**WHAT YOU ARE ASKED TO DO**
Please reproduce each of the following entries exactly.

Stored records:
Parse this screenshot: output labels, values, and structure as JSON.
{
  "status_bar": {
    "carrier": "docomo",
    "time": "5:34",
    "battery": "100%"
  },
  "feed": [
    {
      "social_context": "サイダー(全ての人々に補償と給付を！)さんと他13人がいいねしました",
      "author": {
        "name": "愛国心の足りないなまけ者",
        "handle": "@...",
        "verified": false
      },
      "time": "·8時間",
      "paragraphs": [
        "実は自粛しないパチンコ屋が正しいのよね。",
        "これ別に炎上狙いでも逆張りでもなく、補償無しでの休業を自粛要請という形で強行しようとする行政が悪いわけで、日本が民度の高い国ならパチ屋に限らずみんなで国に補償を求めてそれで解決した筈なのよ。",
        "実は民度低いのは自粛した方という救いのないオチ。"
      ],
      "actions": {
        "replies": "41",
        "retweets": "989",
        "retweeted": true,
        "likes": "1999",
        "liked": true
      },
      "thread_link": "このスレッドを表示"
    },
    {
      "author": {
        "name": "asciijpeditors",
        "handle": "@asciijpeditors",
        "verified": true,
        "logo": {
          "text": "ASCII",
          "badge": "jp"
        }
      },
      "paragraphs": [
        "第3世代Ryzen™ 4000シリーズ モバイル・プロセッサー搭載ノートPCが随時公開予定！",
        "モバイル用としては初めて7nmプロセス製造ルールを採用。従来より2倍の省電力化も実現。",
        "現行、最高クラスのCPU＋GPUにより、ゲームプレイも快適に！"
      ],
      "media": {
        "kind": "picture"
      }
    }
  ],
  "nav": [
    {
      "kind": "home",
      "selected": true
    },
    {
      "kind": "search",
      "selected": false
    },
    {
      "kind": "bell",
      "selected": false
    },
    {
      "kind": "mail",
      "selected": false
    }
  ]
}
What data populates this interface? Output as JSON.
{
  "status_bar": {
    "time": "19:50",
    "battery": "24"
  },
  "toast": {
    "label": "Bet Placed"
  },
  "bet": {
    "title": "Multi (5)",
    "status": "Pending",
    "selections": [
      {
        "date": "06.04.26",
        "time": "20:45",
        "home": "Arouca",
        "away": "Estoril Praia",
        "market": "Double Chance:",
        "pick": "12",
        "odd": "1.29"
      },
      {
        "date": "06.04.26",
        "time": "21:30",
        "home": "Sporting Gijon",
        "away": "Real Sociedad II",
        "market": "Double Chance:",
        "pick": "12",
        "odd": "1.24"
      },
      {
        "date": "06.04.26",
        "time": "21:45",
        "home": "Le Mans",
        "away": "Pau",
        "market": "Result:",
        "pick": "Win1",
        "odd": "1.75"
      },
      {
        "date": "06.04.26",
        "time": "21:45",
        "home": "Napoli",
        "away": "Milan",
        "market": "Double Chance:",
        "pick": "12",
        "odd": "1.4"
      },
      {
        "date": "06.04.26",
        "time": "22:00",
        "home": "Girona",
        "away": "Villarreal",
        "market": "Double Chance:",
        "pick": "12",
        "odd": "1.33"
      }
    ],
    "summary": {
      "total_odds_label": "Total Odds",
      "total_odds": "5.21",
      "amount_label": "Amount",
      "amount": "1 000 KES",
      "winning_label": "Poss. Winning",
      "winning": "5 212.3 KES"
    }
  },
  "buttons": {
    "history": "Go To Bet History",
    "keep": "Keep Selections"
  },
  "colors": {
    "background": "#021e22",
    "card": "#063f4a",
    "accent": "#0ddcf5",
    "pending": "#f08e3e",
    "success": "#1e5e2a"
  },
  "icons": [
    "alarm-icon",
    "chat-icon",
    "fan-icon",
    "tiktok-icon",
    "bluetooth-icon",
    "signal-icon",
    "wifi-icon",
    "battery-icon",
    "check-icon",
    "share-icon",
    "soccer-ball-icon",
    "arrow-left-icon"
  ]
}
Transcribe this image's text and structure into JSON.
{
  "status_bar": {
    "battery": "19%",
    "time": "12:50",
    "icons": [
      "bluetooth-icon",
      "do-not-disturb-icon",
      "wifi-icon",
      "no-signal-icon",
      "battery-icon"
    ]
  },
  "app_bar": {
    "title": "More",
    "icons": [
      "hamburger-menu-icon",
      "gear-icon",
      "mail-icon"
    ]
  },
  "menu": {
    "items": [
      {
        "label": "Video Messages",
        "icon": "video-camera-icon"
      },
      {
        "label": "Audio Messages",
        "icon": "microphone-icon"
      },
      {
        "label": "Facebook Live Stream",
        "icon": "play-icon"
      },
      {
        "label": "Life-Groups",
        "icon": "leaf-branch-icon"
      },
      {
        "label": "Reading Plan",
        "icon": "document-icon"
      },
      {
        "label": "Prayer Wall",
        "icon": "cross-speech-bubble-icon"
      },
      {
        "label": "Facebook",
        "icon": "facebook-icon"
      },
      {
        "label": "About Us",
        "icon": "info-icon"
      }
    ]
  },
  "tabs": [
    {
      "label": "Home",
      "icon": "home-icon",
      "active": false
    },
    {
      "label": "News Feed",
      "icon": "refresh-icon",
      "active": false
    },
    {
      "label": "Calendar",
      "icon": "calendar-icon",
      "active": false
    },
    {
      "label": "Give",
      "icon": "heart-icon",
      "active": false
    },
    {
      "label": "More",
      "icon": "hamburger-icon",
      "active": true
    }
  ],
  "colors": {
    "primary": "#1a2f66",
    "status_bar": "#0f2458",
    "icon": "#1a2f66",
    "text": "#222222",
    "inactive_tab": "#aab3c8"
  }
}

**SOLUTION FOR THIS EXERCISE**
Parse this screenshot: output labels, values, and structure as JSON.
{
  "status_bar": {
    "carrier": "docomo",
    "time": "5:34",
    "battery": "100%"
  },
  "feed": [
    {
      "social_context": "サイダー(全ての人々に補償と給付を！)さんと他13人がいいねしました",
      "author": {
        "name": "愛国心の足りないなまけ者",
        "handle": "@...",
        "verified": false
      },
      "time": "·8時間",
      "paragraphs": [
        "実は自粛しないパチンコ屋が正しいのよね。",
        "これ別に炎上狙いでも逆張りでもなく、補償無しでの休業を自粛要請という形で強行しようとする行政が悪いわけで、日本が民度の高い国ならパチ屋に限らずみんなで国に補償を求めてそれで解決した筈なのよ。",
        "実は民度低いのは自粛した方という救いのないオチ。"
      ],
      "actions": {
        "replies": "41",
        "retweets": "989",
        "retweeted": true,
        "likes": "1999",
        "liked": true
      },
      "thread_link": "このスレッドを表示"
    },
    {
      "author": {
        "name": "asciijpeditors",
        "handle": "@asciijpeditors",
        "verified": true,
        "logo": {
          "text": "ASCII",
          "badge": "jp"
        }
      },
      "paragraphs": [
        "第3世代Ryzen™ 4000シリーズ モバイル・プロセッサー搭載ノートPCが随時公開予定！",
        "モバイル用としては初めて7nmプロセス製造ルールを採用。従来より2倍の省電力化も実現。",
        "現行、最高クラスのCPU＋GPUにより、ゲームプレイも快適に！"
      ],
      "media": {
        "kind": "picture"
      }
    }
  ],
  "nav": [
    {
      "kind": "home",
      "selected": true
    },
    {
      "kind": "search",
      "selected": false
    },
    {
      "kind": "bell",
      "selected": false
    },
    {
      "kind": "mail",
      "selected": false
    }
  ]
}
What data populates this interface? Output as JSON.
{
  "status_bar": {
    "time": "19:50",
    "battery": "24"
  },
  "toast": {
    "label": "Bet Placed"
  },
  "bet": {
    "title": "Multi (5)",
    "status": "Pending",
    "selections": [
      {
        "date": "06.04.26",
        "time": "20:45",
        "home": "Arouca",
        "away": "Estoril Praia",
        "market": "Double Chance:",
        "pick": "12",
        "odd": "1.29"
      },
      {
        "date": "06.04.26",
        "time": "21:30",
        "home": "Sporting Gijon",
        "away": "Real Sociedad II",
        "market": "Double Chance:",
        "pick": "12",
        "odd": "1.24"
      },
      {
        "date": "06.04.26",
        "time": "21:45",
        "home": "Le Mans",
        "away": "Pau",
        "market": "Result:",
        "pick": "Win1",
        "odd": "1.75"
      },
      {
        "date": "06.04.26",
        "time": "21:45",
        "home": "Napoli",
        "away": "Milan",
        "market": "Double Chance:",
        "pick": "12",
        "odd": "1.4"
      },
      {
        "date": "06.04.26",
        "time": "22:00",
        "home": "Girona",
        "away": "Villarreal",
        "market": "Double Chance:",
        "pick": "12",
        "odd": "1.33"
      }
    ],
    "summary": {
      "total_odds_label": "Total Odds",
      "total_odds": "5.21",
      "amount_label": "Amount",
      "amount": "1 000 KES",
      "winning_label": "Poss. Winning",
      "winning": "5 212.3 KES"
    }
  },
  "buttons": {
    "history": "Go To Bet History",
    "keep": "Keep Selections"
  },
  "colors": {
    "background": "#021e22",
    "card": "#063f4a",
    "accent": "#0ddcf5",
    "pending": "#f08e3e",
    "success": "#1e5e2a"
  },
  "icons": [
    "alarm-icon",
    "chat-icon",
    "fan-icon",
    "tiktok-icon",
    "bluetooth-icon",
    "signal-icon",
    "wifi-icon",
    "battery-icon",
    "check-icon",
    "share-icon",
    "soccer-ball-icon",
    "arrow-left-icon"
  ]
}
Transcribe this image's text and structure into JSON.
{
  "status_bar": {
    "battery": "19%",
    "time": "12:50",
    "icons": [
      "bluetooth-icon",
      "do-not-disturb-icon",
      "wifi-icon",
      "no-signal-icon",
      "battery-icon"
    ]
  },
  "app_bar": {
    "title": "More",
    "icons": [
      "hamburger-menu-icon",
      "gear-icon",
      "mail-icon"
    ]
  },
  "menu": {
    "items": [
      {
        "label": "Video Messages",
        "icon": "video-camera-icon"
      },
      {
        "label": "Audio Messages",
        "icon": "microphone-icon"
      },
      {
        "label": "Facebook Live Stream",
        "icon": "play-icon"
      },
      {
        "label": "Life-Groups",
        "icon": "leaf-branch-icon"
      },
      {
        "label": "Reading Plan",
        "icon": "document-icon"
      },
      {
        "label": "Prayer Wall",
        "icon": "cross-speech-bubble-icon"
      },
      {
        "label": "Facebook",
        "icon": "facebook-icon"
      },
      {
        "label": "About Us",
        "icon": "info-icon"
      }
    ]
  },
  "tabs": [
    {
      "label": "Home",
      "icon": "home-icon",
      "active": false
    },
    {
      "label": "News Feed",
      "icon": "refresh-icon",
      "active": false
    },
    {
      "label": "Calendar",
      "icon": "calendar-icon",
      "active": false
    },
    {
      "label": "Give",
      "icon": "heart-icon",
      "active": false
    },
    {
      "label": "More",
      "icon": "hamburger-icon",
      "active": true
    }
  ],
  "colors": {
    "primary": "#1a2f66",
    "status_bar": "#0f2458",
    "icon": "#1a2f66",
    "text": "#222222",
    "inactive_tab": "#aab3c8"
  }
}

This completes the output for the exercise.